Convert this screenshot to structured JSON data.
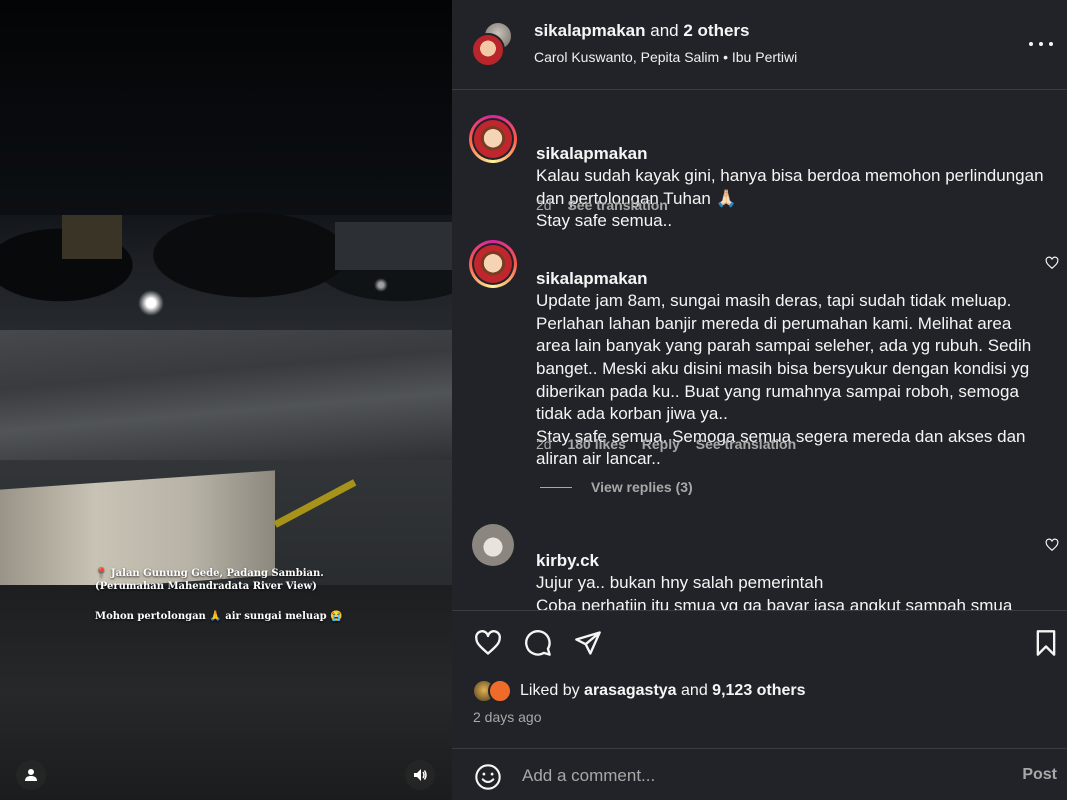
{
  "video": {
    "caption_location": "📍 Jalan Gunung Gede, Padang Sambian. (Perumahan Mahendradata River View)",
    "caption_message": "Mohon pertolongan 🙏 air sungai meluap 😭",
    "tag_icon": "user-icon",
    "sound_icon": "speaker-icon"
  },
  "header": {
    "author": "sikalapmakan",
    "and_text": "and",
    "others": "2 others",
    "subtitle": "Carol Kuswanto, Pepita Salim • Ibu Pertiwi"
  },
  "comments": [
    {
      "user": "sikalapmakan",
      "text": "Kalau sudah kayak gini, hanya bisa berdoa memohon perlindungan dan pertolongan Tuhan 🙏🏻\nStay safe semua..",
      "time": "2d",
      "see_translation": "See translation"
    },
    {
      "user": "sikalapmakan",
      "text": "Update jam 8am, sungai masih deras, tapi sudah tidak meluap. Perlahan lahan banjir mereda di perumahan kami. Melihat area area lain banyak yang parah sampai seleher, ada yg rubuh. Sedih banget.. Meski aku disini masih bisa bersyukur dengan kondisi yg diberikan pada ku.. Buat yang rumahnya sampai roboh, semoga tidak ada korban jiwa ya..\nStay safe semua. Semoga semua segera mereda dan akses dan aliran air lancar..",
      "time": "2d",
      "likes": "180 likes",
      "reply": "Reply",
      "see_translation": "See translation",
      "view_replies": "View replies (3)"
    },
    {
      "user": "kirby.ck",
      "text": "Jujur ya.. bukan hny salah pemerintah\nCoba perhatiin itu smua yg ga bayar jasa angkut sampah smua sampah dibuang ke sungai TANPA memikirkan dampaknya pas musim hujan gini 😳 😳"
    }
  ],
  "liked_by": {
    "prefix": "Liked by",
    "user": "arasagastya",
    "and_text": "and",
    "others": "9,123 others"
  },
  "date": "2 days ago",
  "add_comment": {
    "placeholder": "Add a comment...",
    "post": "Post"
  }
}
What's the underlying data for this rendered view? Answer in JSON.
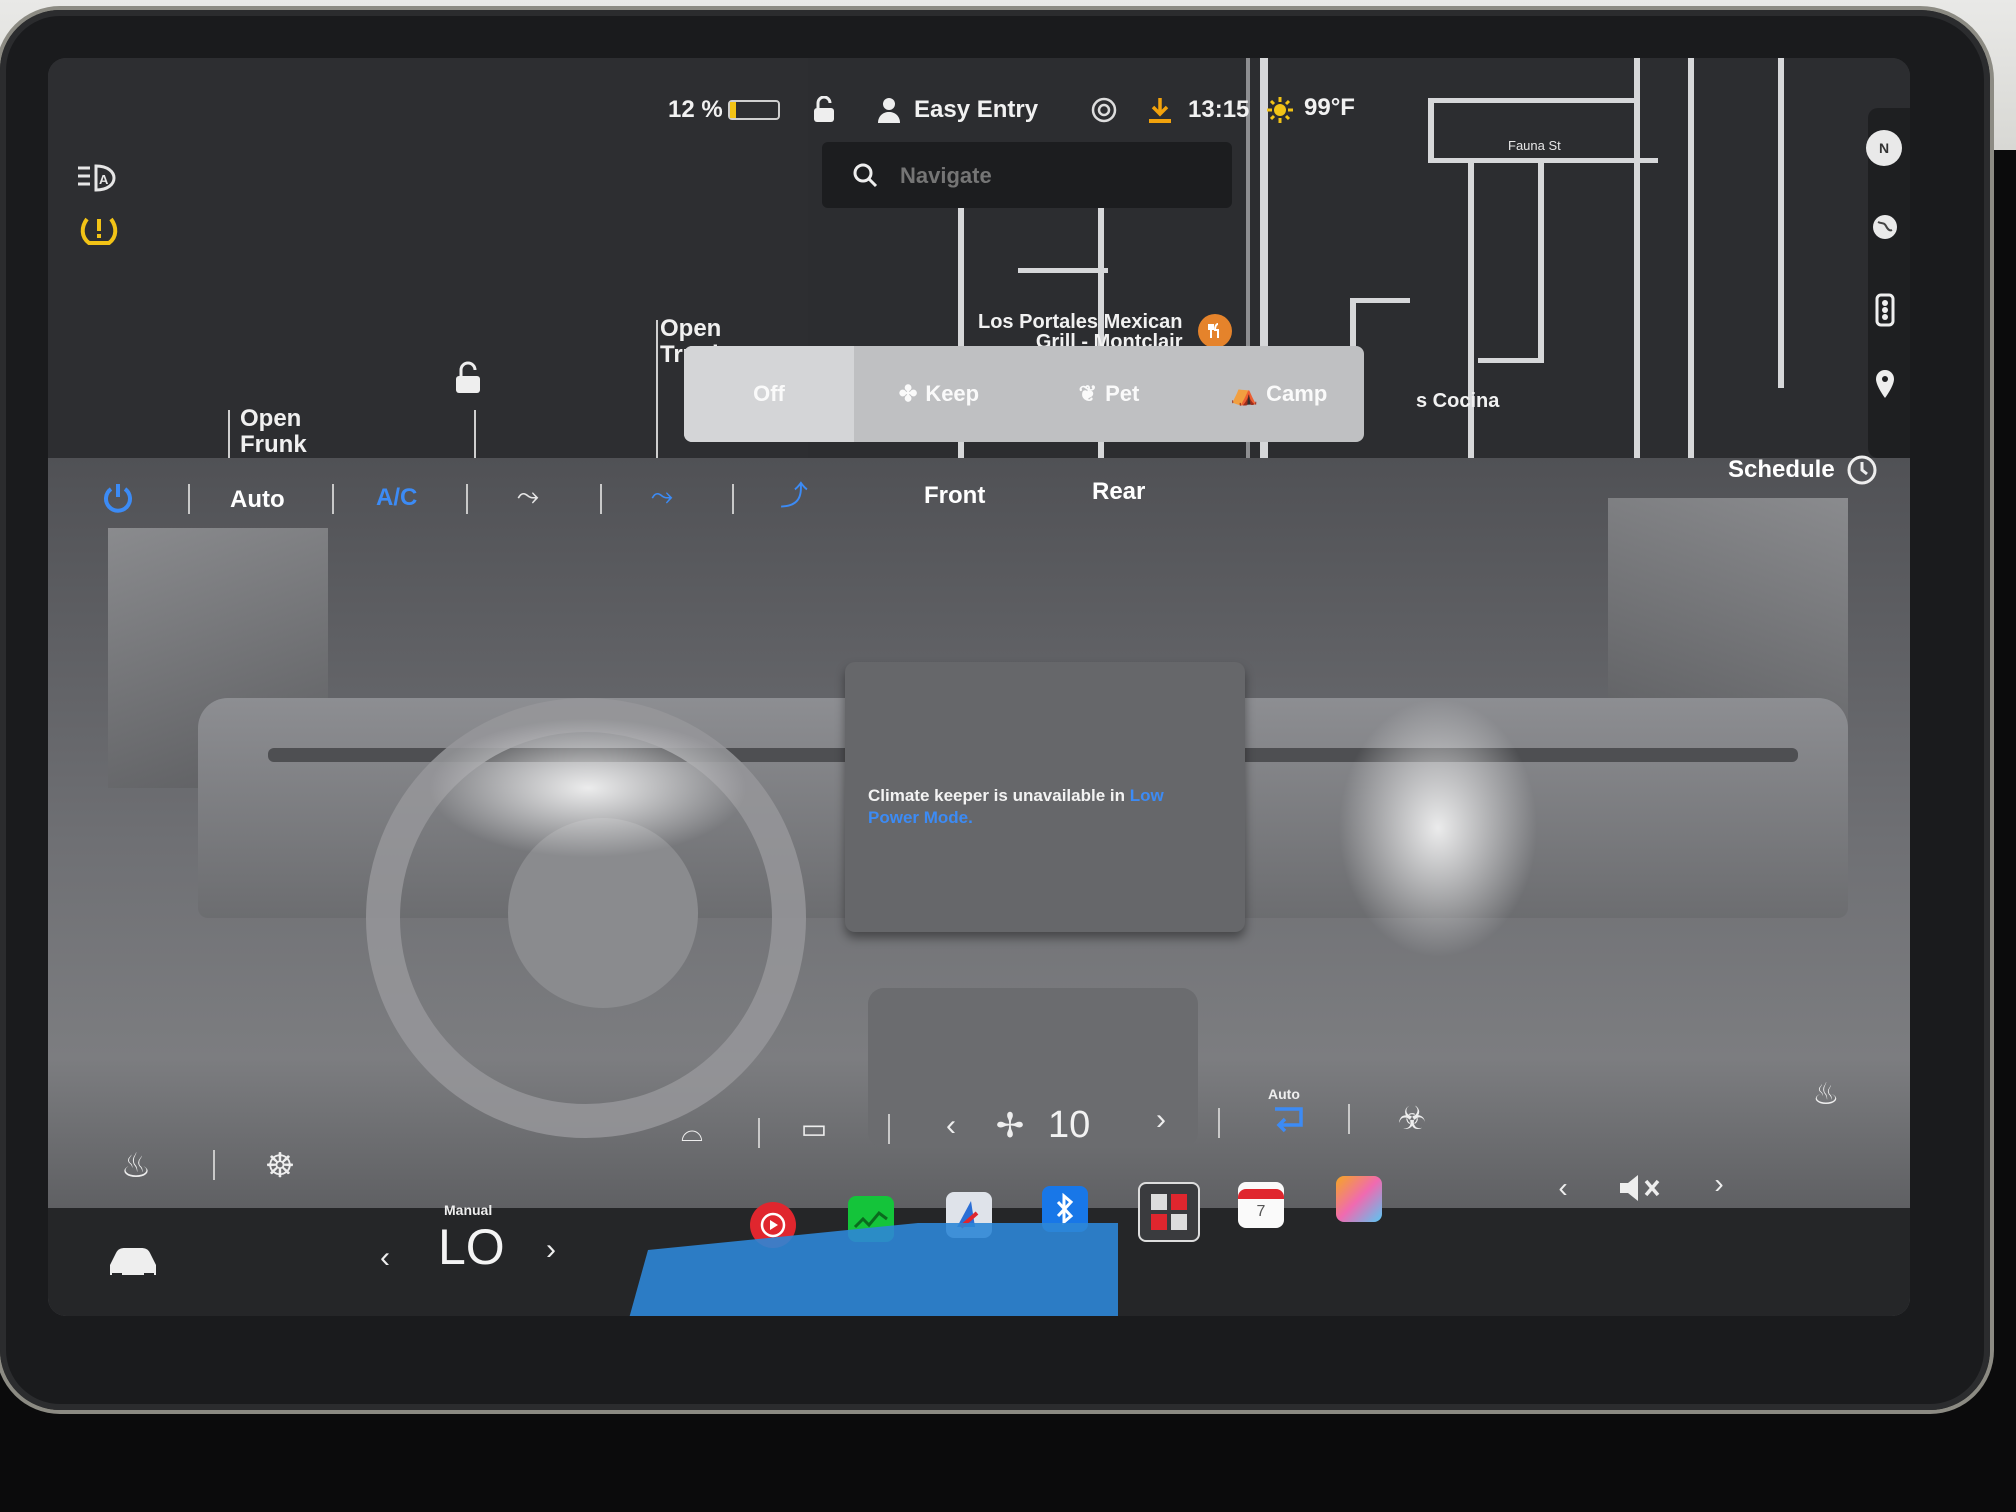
{
  "status": {
    "battery_percent": "12 %",
    "profile": "Easy Entry",
    "time": "13:15",
    "temperature": "99°F"
  },
  "search": {
    "placeholder": "Navigate"
  },
  "map": {
    "street_label": "Fauna St",
    "poi_name_line1": "Los Portales Mexican",
    "poi_name_line2": "Grill - Montclair",
    "poi_partial": "s Cocina"
  },
  "car": {
    "frunk_line1": "Open",
    "frunk_line2": "Frunk",
    "trunk_line1": "Open",
    "trunk_line2": "Trunk"
  },
  "keeper": {
    "options": [
      "Off",
      "Keep",
      "Pet",
      "Camp"
    ],
    "selected": "Off"
  },
  "climate_toolbar": {
    "auto_label": "Auto",
    "ac_label": "A/C",
    "front_label": "Front",
    "rear_label": "Rear",
    "schedule_label": "Schedule"
  },
  "message": {
    "text": "Climate keeper is unavailable in ",
    "link": "Low Power Mode."
  },
  "fan": {
    "speed": "10",
    "recirc_label": "Auto"
  },
  "dock": {
    "temp_mode": "Manual",
    "temp_value": "LO",
    "calendar_day": "7"
  },
  "colors": {
    "accent_blue": "#3c8bf5",
    "warning_yellow": "#f2c316",
    "red": "#e0262e",
    "green": "#14c43a"
  }
}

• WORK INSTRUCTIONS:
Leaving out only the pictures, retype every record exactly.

• EXERCISE RESULT:
Convert this screenshot to structured JSON data.
{
  "video": {
    "caption_location": "📍 Jalan Gunung Gede, Padang Sambian. (Perumahan Mahendradata River View)",
    "caption_message": "Mohon pertolongan 🙏 air sungai meluap 😭",
    "tag_icon": "user-icon",
    "sound_icon": "speaker-icon"
  },
  "header": {
    "author": "sikalapmakan",
    "and_text": "and",
    "others": "2 others",
    "subtitle": "Carol Kuswanto, Pepita Salim • Ibu Pertiwi"
  },
  "comments": [
    {
      "user": "sikalapmakan",
      "text": "Kalau sudah kayak gini, hanya bisa berdoa memohon perlindungan dan pertolongan Tuhan 🙏🏻\nStay safe semua..",
      "time": "2d",
      "see_translation": "See translation"
    },
    {
      "user": "sikalapmakan",
      "text": "Update jam 8am, sungai masih deras, tapi sudah tidak meluap. Perlahan lahan banjir mereda di perumahan kami. Melihat area area lain banyak yang parah sampai seleher, ada yg rubuh. Sedih banget.. Meski aku disini masih bisa bersyukur dengan kondisi yg diberikan pada ku.. Buat yang rumahnya sampai roboh, semoga tidak ada korban jiwa ya..\nStay safe semua. Semoga semua segera mereda dan akses dan aliran air lancar..",
      "time": "2d",
      "likes": "180 likes",
      "reply": "Reply",
      "see_translation": "See translation",
      "view_replies": "View replies (3)"
    },
    {
      "user": "kirby.ck",
      "text": "Jujur ya.. bukan hny salah pemerintah\nCoba perhatiin itu smua yg ga bayar jasa angkut sampah smua sampah dibuang ke sungai TANPA memikirkan dampaknya pas musim hujan gini 😳 😳"
    }
  ],
  "liked_by": {
    "prefix": "Liked by",
    "user": "arasagastya",
    "and_text": "and",
    "others": "9,123 others"
  },
  "date": "2 days ago",
  "add_comment": {
    "placeholder": "Add a comment...",
    "post": "Post"
  }
}
What's the underlying data for this rendered view? Answer in JSON.
{
  "status": {
    "battery_percent": "12 %",
    "profile": "Easy Entry",
    "time": "13:15",
    "temperature": "99°F"
  },
  "search": {
    "placeholder": "Navigate"
  },
  "map": {
    "street_label": "Fauna St",
    "poi_name_line1": "Los Portales Mexican",
    "poi_name_line2": "Grill - Montclair",
    "poi_partial": "s Cocina"
  },
  "car": {
    "frunk_line1": "Open",
    "frunk_line2": "Frunk",
    "trunk_line1": "Open",
    "trunk_line2": "Trunk"
  },
  "keeper": {
    "options": [
      "Off",
      "Keep",
      "Pet",
      "Camp"
    ],
    "selected": "Off"
  },
  "climate_toolbar": {
    "auto_label": "Auto",
    "ac_label": "A/C",
    "front_label": "Front",
    "rear_label": "Rear",
    "schedule_label": "Schedule"
  },
  "message": {
    "text": "Climate keeper is unavailable in ",
    "link": "Low Power Mode."
  },
  "fan": {
    "speed": "10",
    "recirc_label": "Auto"
  },
  "dock": {
    "temp_mode": "Manual",
    "temp_value": "LO",
    "calendar_day": "7"
  },
  "colors": {
    "accent_blue": "#3c8bf5",
    "warning_yellow": "#f2c316",
    "red": "#e0262e",
    "green": "#14c43a"
  }
}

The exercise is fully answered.